A statute is presumed to be constitutional, and any invalidity must be clearly shown. Cedar Rapids, 222 N.W.2d at 399. In a case such as this, where exercise of such powers is not clearly proscribed by the constitutional provisions concerning separation of powers, it is up to this court to define the proper parameters of its authority. We believe Iowa Code chapter 252D is constitutional under both article III and article V. We therefore reverse the district court on this issue.
II. Keasling argues that, even if chapter 252D were considered to be constitutional, it provides inadequate protections for his rights. He complains that the statute, by referring to a one-month delinquency as the condition of the CSRU order together with the language of the underlying federal statute, requires the assignment to occur "without need for any amendment to the support order involved or for further action by the Court or other entity which issued such order." 42 U.S.C. § 666(b)(2), (4)(A). These statutes imply a requirement of prompt action, according to Keasling. He argues that the intent is that "income withholding would begin within one month of delinquency. Thus, withholding on many months of delinquency requires a difference in the due process protections necessary to the absent parent." Keasling's argument is an interesting one: the more delinquent the absent parent is, the more protection is obtained from the effect of the court's order.

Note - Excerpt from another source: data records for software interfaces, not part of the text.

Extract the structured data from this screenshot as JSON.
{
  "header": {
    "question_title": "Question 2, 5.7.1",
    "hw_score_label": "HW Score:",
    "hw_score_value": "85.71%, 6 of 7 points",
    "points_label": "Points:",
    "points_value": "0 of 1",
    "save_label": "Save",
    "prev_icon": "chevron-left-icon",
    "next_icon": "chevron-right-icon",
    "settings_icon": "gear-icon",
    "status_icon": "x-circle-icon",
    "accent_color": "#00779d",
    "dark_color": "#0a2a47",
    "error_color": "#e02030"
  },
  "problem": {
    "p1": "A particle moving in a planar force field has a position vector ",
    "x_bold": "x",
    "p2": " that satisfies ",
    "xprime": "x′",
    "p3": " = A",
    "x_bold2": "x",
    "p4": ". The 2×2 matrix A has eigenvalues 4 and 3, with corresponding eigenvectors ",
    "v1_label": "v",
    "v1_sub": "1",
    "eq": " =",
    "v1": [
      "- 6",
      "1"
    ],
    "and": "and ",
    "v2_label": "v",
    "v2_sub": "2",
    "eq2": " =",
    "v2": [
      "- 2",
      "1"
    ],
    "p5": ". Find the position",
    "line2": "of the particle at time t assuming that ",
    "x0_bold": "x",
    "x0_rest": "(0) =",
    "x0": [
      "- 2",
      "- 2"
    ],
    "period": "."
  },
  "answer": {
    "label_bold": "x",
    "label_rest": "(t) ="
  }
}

We reject his suggestion that the statute should be inapplicable when a large delinquency is involved. This interpretation would run counter to the purpose of this act, which does not suggest such a result. Furthermore, it is difficult to claim that the amounts he is expected to pay come as a great surprise; he had been notified in all prior court proceedings that he was required to pay certain amounts of child support and was even notified that a wage assignment would be required as a condition to escaping punishment for contempt.
Regarding the matter of notice, the income withholding under the order was not to take place for ten days, and this gave him adequate time to file his motion to quash. We believe this is an adequate safeguard. See Ironworkers Local No. 67 v. Hart, 191 N.W.2d 758, 772 (Iowa 1971) (in power-delegation questions, important consideration not precise standards but adequate safeguards).
He contends that the statute does not allow adequate grounds for relief because it provides only that the motion to quash can raise the identity and the amount owed. This case itself belies the suggestion that the scope of a motion to quash is so severely limited because Keasling actually raised constitutional arguments in his motion. We believe the provision in section 252D.2 which allows an absent parent to challenge the amount owed necessarily encompasses virtually any challenge to the wage withholding because, if for any reason the proceeding is improper, no amount is owed. We therefore reject Keasling's arguments that he does not receive sufficient protection under the statute.
We conclude that the statute is not unconstitutional and that it provides adequate safeguards. Accordingly, we reverse and remand for reinstatement of the wage withholding order.
REVERSED AND REMANDED.